───── Extracted information ─────
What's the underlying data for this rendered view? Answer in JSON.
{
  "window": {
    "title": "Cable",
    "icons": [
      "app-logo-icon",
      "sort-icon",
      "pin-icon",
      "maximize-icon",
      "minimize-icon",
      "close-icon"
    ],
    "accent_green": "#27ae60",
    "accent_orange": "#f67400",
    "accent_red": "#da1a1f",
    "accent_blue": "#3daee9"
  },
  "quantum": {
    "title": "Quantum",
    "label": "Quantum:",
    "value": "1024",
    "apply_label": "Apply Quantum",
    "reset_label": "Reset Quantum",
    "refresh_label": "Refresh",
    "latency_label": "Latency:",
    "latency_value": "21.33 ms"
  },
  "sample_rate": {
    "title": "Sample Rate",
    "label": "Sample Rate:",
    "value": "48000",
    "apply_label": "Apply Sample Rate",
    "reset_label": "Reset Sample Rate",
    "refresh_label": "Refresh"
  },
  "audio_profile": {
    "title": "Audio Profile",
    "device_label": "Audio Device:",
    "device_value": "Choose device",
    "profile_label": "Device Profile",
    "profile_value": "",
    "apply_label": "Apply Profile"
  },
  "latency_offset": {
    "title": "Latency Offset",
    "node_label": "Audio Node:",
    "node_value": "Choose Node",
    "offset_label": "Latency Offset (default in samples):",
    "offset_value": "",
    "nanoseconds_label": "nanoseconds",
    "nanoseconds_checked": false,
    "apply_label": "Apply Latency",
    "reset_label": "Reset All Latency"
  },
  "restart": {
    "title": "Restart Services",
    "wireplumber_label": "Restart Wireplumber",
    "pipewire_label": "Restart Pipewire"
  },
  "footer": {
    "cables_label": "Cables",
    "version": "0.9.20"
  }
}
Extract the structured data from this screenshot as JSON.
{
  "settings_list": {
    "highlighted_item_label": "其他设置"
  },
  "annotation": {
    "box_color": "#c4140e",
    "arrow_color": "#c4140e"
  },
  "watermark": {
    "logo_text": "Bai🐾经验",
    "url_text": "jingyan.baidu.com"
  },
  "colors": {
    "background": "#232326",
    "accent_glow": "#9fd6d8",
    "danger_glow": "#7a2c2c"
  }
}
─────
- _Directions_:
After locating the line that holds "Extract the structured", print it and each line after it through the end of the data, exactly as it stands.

- _Task result_:
Extract the structured data from this screenshot as JSON.
{
  "settings_list": {
    "highlighted_item_label": "其他设置"
  },
  "annotation": {
    "box_color": "#c4140e",
    "arrow_color": "#c4140e"
  },
  "watermark": {
    "logo_text": "Bai🐾经验",
    "url_text": "jingyan.baidu.com"
  },
  "colors": {
    "background": "#232326",
    "accent_glow": "#9fd6d8",
    "danger_glow": "#7a2c2c"
  }
}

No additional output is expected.